There's been a lot of talk from critics over the last few days about everything Venom gets wrong as a movie. The character's co-creator, however, says it did one thing very right. Todd MacFarlane, probably best known as the creator of Spawn, also had a hand in creating Venom during his days at Marvel, and the comic writer says that there was really only one thing about the character's film debut that was important to him. He wanted Venom to be physically huge and so he's happy he got that much. According to MacFarlane...
For Venom, I only wanted one thing. I was very simple. Please, for the love of God, make him big. Right? Because when i designed him he was big, he was like a house. So Spider-Man was skinny, Venom was big, and so you couldn't have a physical fight because Venom would win and so now Spider-Man has to get intellectually smart to beat him. Please, please, please give me something big and I saw big. So I had one big box and they checked it for me. I saw a big Venom onscreen more than once. It was cool.
You've got to start somewhere, and for Todd MacFarlane, all he really wanted to see was that the big screen Venom was a big ass dude, and as far as that part went, the movie came through. Even though there was no specific need to make Venom huge, because he didn't have a smaller Spider-Man to fight in this movie, the film still made Venom his physically imposing self. So if they ever do have Eddie Brock go up against Spider-Man, as has been implied could potentially happen at some point, the fight will look the way it was designed to look in the comics.
Of course, Todd MacFarlane also says that he would have liked to have seen Venom as an R-rated movie, so he obviously didn't get everything he wanted, but the look was apparently a bigger deal for him than the film's rating.
It certainly does make some sense.

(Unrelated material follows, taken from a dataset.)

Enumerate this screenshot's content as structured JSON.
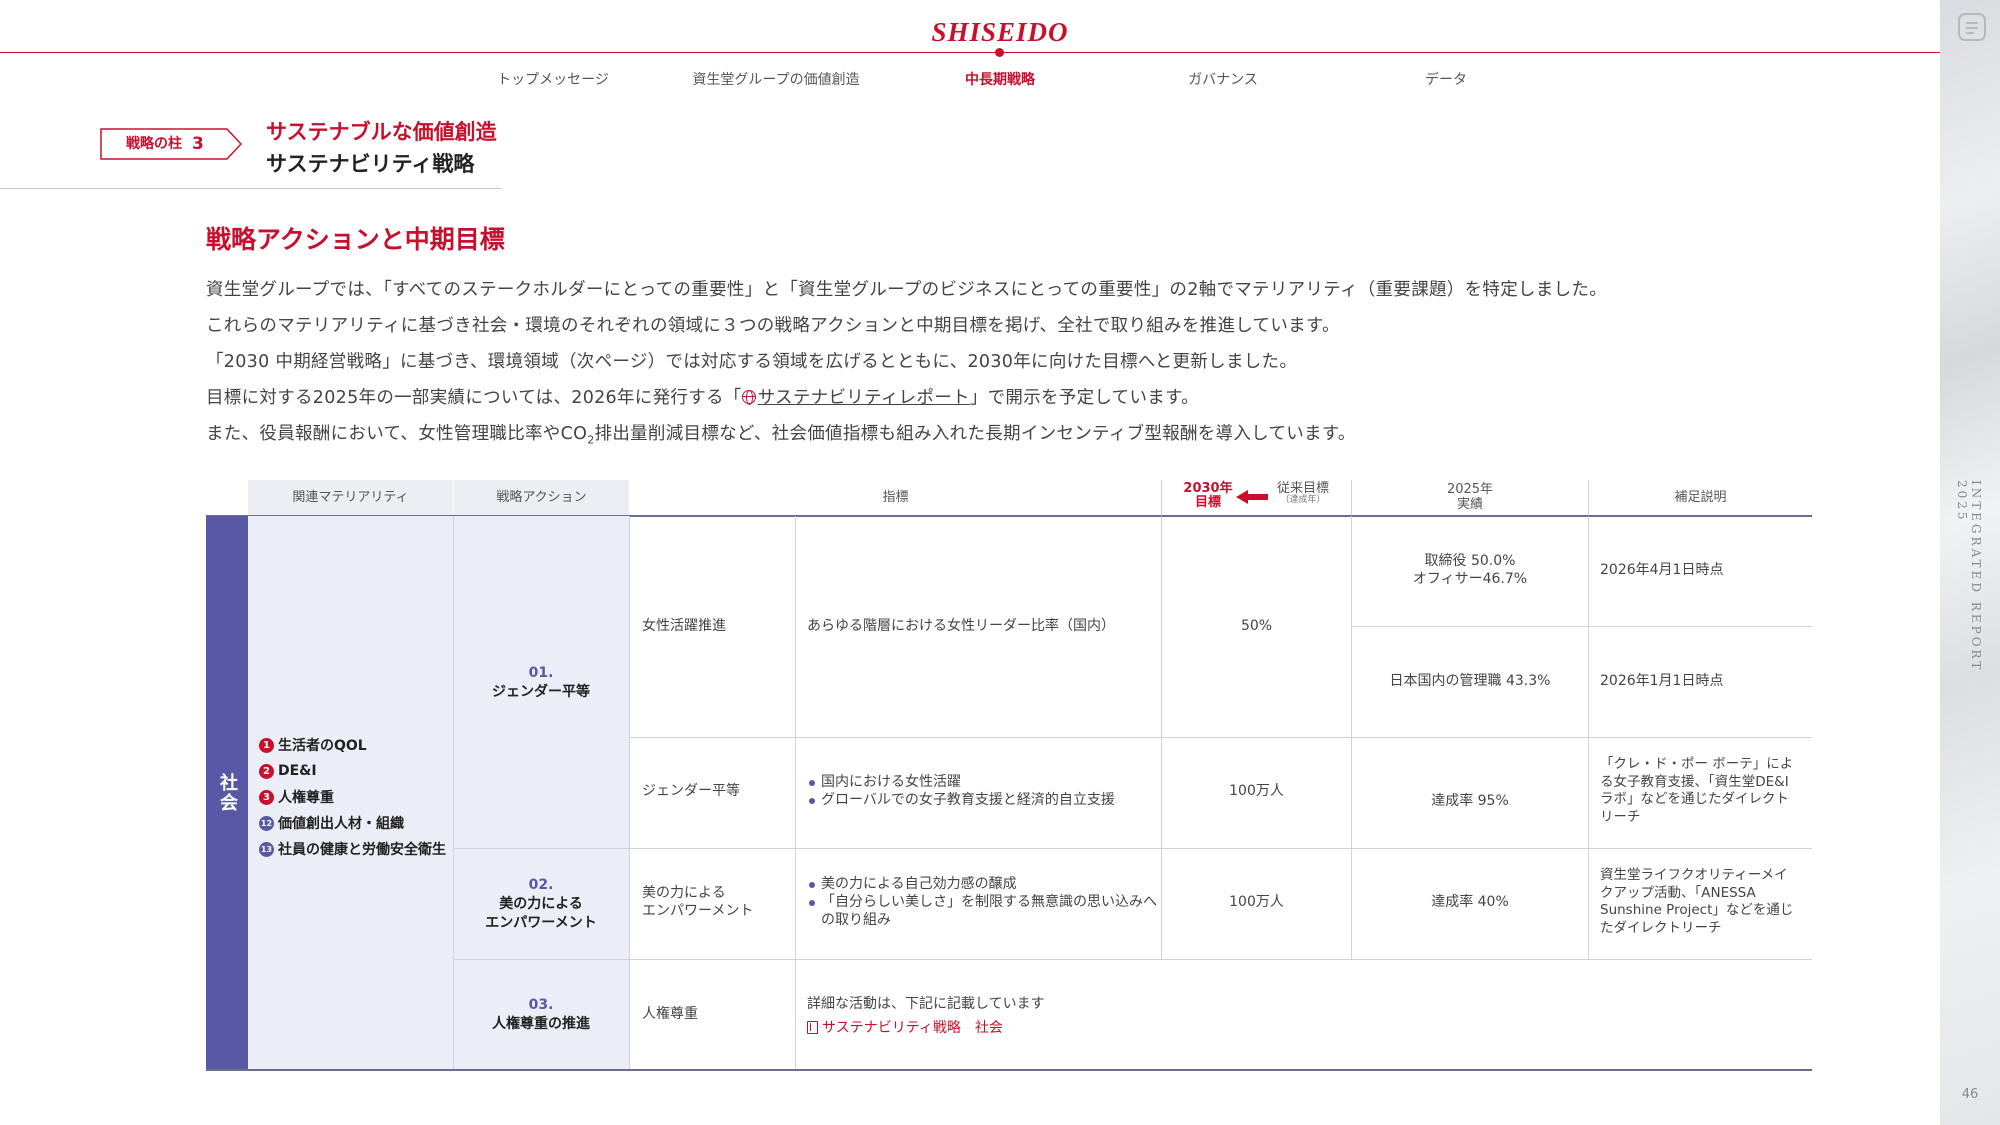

As MacFarlane explains to IGN, Venom's size wasn't simply a design choice but something intrinsic to the idea of the character. He had to be big and imposing. If he wasn't that would seem to imply that the filmmakers might not have understood the idea behind who Venom was supposed to be. The good news is that they clearly did.
And the fans have clearly responded as well. While the critical reception to Venom has been less than stellar, the audience has had a much more favorable response, giving the movie a solid CInemascore and buying tickets to the tune of $80 million worth over the course of the opening weekend. This is big news not just for Venom, but for the entire cinematic universe that Sony is planning to build around Spider-Man's friends and foes, that may or may not actually include Spider-Man.